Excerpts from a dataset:
== == ==

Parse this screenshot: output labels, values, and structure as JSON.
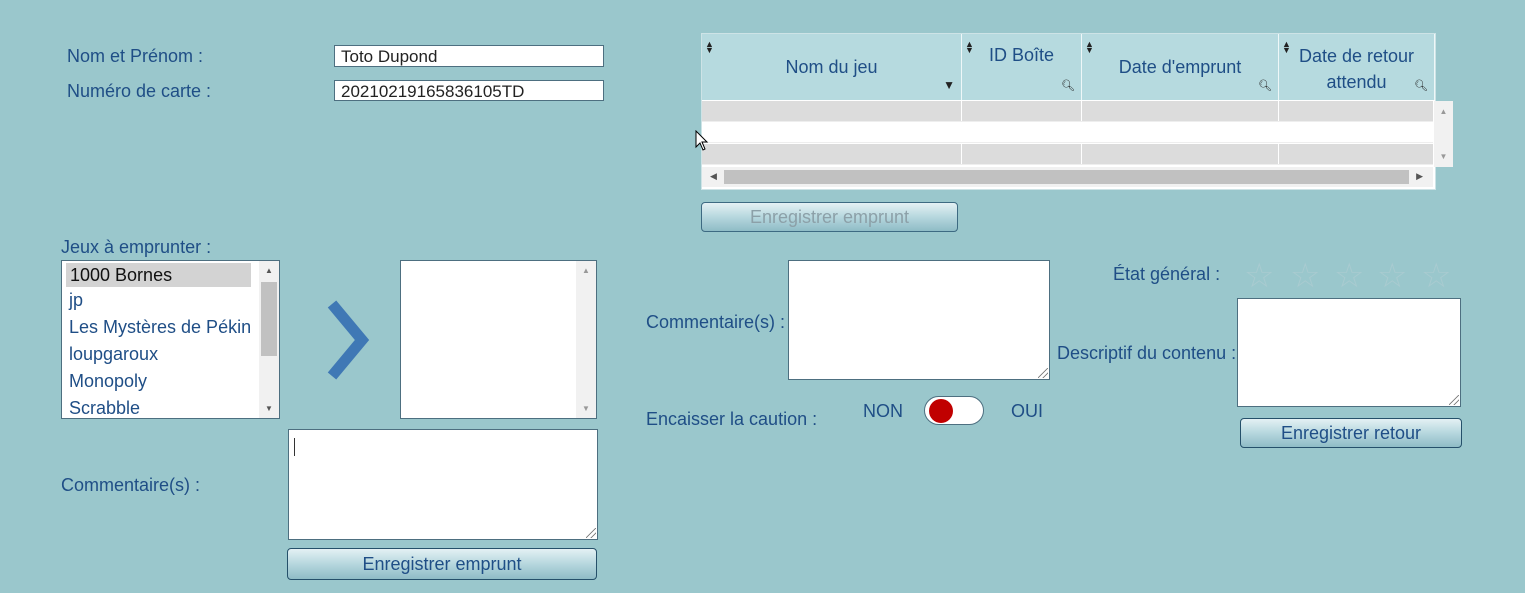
{
  "identity": {
    "name_label": "Nom et Prénom :",
    "name_value": "Toto Dupond",
    "card_label": "Numéro de carte :",
    "card_value": "20210219165836105TD"
  },
  "loans_table": {
    "columns": [
      "Nom du jeu",
      "ID Boîte",
      "Date d'emprunt",
      "Date de retour attendu"
    ],
    "rows": [
      [
        "",
        "",
        "",
        ""
      ],
      [
        "",
        "",
        "",
        ""
      ],
      [
        "",
        "",
        "",
        ""
      ]
    ],
    "button_label": "Enregistrer emprunt"
  },
  "borrow": {
    "games_label": "Jeux à emprunter :",
    "games": [
      "1000 Bornes",
      "jp",
      "Les Mystères de Pékin",
      "loupgaroux",
      "Monopoly",
      "Scrabble"
    ],
    "selected_game": "1000 Bornes",
    "comment_label": "Commentaire(s) :",
    "comment_value": "",
    "button_label": "Enregistrer emprunt"
  },
  "return": {
    "comment_label": "Commentaire(s) :",
    "caution_label": "Encaisser la caution :",
    "toggle_off_label": "NON",
    "toggle_on_label": "OUI",
    "toggle_state": "NON",
    "state_label": "État général :",
    "rating": 0,
    "rating_max": 5,
    "content_label": "Descriptif du contenu :",
    "button_label": "Enregistrer retour"
  },
  "colors": {
    "background": "#9ac7cc",
    "text": "#1f4e86",
    "header": "#b6dadf",
    "toggle_knob": "#c00000"
  }
}
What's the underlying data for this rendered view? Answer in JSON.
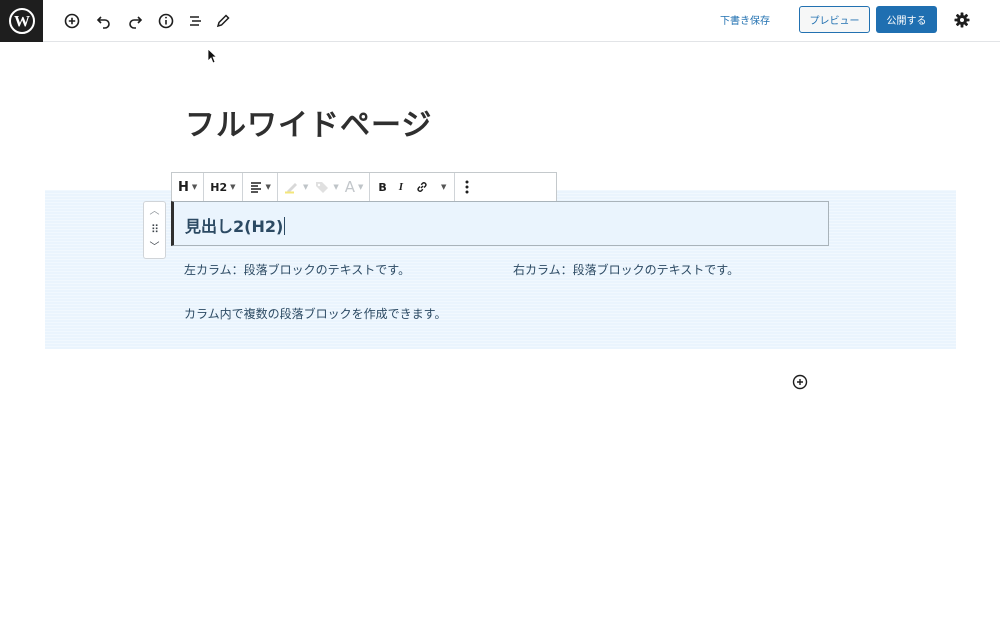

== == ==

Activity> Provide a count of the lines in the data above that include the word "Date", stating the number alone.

Written solution> 2